--- Provided records ---
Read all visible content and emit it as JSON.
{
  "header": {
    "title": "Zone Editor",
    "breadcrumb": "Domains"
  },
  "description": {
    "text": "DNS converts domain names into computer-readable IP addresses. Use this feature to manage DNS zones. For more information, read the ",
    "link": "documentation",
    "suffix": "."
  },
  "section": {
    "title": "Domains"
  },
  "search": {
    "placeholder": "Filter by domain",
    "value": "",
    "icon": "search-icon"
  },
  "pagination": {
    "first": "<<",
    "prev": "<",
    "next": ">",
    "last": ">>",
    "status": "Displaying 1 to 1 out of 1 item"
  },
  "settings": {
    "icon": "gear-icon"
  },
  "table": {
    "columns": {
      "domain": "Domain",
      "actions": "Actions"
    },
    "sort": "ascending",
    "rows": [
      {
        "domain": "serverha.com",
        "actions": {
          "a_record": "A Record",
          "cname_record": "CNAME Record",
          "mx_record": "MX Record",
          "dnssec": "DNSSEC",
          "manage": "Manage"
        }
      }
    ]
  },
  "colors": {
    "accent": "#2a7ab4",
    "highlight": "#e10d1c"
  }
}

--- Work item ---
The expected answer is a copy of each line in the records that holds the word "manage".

--- Worked solution ---
    "text": "DNS converts domain names into computer-readable IP addresses. Use this feature to manage DNS zones. For more information, read the ",
          "manage": "Manage"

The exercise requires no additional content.